The initial Columbian mammoth study hinted that there might have been something strange going on in Ice Age North America. Ongoing work has deepened the mystery. Since the time of the published study, MacPhee said, “The Poinar lab has done another six Columbian mammoths. All fall within the woolly mammoth subgroup.” Maybe these are all hybrids, or maybe there’s some other explanation dealing with the nature of genetic change in populations, but the fact that all the Columbian mammoths are coming up “woolly” raises another possibility. Maybe there wasn’t a distinct Columbian mammoth species.
“The idea that there were many mammoth species [in North America] gets harder and harder to maintain”, MacPhee said. On the basis of our present knowledge of mammoth genetics, there might be “one highly polytypic taxon” – or, in other words, just one species of extremely-variable mammoth which spread from Alaska to Utah, Wisconsin, and elsewhere within the North American interior. Studies like these may even change the way paleontologists categorize prehistoric species when both anatomical and genetic information is available. “We will have to alter our way of thinking to graded lineages rather than boxes,” MacPhee said. Conceptual boxes help with organization, but studying organisms requires a more flexible understanding which takes into account variation due to age, disease, geographic location, and other aspects of natural history.

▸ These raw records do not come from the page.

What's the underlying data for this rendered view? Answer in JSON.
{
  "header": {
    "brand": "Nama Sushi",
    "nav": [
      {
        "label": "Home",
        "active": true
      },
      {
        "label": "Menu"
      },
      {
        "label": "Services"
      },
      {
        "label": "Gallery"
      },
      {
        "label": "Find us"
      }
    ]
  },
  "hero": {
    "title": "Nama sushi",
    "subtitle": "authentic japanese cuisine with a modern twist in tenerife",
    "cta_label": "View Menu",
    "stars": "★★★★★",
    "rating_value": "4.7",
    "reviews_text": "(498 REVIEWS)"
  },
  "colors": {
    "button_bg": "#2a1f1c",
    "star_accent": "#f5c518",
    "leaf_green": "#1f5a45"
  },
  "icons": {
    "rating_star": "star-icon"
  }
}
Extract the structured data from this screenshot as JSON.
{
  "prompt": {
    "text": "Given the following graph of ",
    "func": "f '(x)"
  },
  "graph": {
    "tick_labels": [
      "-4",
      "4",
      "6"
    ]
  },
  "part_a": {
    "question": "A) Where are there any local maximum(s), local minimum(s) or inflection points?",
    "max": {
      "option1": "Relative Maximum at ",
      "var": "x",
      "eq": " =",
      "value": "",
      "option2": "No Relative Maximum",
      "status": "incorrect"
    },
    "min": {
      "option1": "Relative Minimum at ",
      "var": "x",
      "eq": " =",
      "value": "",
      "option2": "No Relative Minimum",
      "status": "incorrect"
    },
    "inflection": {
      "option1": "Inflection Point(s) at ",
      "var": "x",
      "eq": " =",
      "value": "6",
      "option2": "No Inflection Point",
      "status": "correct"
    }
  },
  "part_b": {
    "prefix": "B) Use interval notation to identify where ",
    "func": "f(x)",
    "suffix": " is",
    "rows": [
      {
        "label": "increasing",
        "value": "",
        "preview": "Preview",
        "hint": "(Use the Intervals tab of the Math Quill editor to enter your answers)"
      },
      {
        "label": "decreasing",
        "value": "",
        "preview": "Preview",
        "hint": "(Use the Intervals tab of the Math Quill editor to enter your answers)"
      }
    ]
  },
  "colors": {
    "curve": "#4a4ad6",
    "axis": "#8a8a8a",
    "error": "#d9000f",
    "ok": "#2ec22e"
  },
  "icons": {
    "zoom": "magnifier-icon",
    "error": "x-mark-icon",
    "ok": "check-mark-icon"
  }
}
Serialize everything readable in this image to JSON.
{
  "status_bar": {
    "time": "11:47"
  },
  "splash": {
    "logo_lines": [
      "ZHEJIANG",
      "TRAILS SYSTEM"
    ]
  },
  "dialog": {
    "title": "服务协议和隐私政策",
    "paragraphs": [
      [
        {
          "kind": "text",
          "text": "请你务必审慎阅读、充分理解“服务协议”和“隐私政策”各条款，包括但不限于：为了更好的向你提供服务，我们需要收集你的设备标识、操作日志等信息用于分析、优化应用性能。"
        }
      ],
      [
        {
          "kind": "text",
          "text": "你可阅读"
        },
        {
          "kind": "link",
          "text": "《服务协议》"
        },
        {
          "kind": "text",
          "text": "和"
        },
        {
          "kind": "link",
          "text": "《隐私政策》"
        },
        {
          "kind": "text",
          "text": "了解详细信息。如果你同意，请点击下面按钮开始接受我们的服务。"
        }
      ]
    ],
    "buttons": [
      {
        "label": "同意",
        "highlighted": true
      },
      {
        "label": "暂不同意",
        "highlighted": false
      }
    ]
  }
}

Nothing is set in stone just yet. Additional research and analysis is required. Though MacPhee deemed the possibility unlikely, there’s a chance that the common mitochondrial DNA among the mammoths might be attributed to some quirk of genetics, and better genetic sequences from the DNA in mammoth cell nuclei are needed to see how the already-gathered mitochondrial data compare. Likewise, possible hybrid specimens – such as so-called “M. jeffersonii” individuals – have not yet been studied. We need a better understanding of woolly mammoth and Columbian mammoth populations through time and across space in North America. Paleontologists and paleo-geneticists are really just starting to put together a picture of how these animals lived and interacted.
For the moment, though, MacPhee, Enk, Poinar, and collaborators are most prominently promoting the interbreeding hypothesis. The genetic connection between the southern mammoths and the northern mammoths appears to be strong. What this means for me and my t-shirt isn’t quite clear yet. Maybe the Columbian mammoths of La Brea had some contributions from woolly mammoths deep within their mitochondrial DNA, or, perhaps, those big mammoths stuck in the asphalt seep should really be recategorized as a southern variety of woolly mammoth. I don’t know. At least, when I wear that shirt, I’ll have something geeky to puzzle over with anyone else pedantic and paleo-minded enough to listen.
[For another La Brea identity crisis, see my post on the American lion Panthera atrox.]
AGENBROAD, L. (2005). North American Proboscideans: Mammoths: The state of Knowledge, 2003 Quaternary International, 126-128, 73-92 DOI: 10.1016/j.quaint.2004.04.016
Enk, J., Devault, A., Debruyne, R., King, C., Treangen, T., O’Rourke, D., Salzberg, S., Fisher, D., MacPhee, R., & Poinar, H. (2011). Complete Columbian mammoth mitogenome suggests interbreeding with woolly mammoths Genome Biology, 12 (5) DOI: 10.1186/gb-2011-12-5-r51
LISTER, A., SHER, A., VANESSEN, H., & WEI, G. (2005). The pattern and process of mammoth evolution in Eurasia Quaternary International, 126-128, 49-64 DOI: 10.1016/j.quaint.2004.04.014
Todd, N. (2010). New Phylogenetic Analysis of the Family Elephantidae Based on Cranial-Dental Morphology The Anatomical Record: Advances in Integrative Anatomy and Evolutionary Biology, 293 (1), 74-90 DOI: 10.1002/ar.21010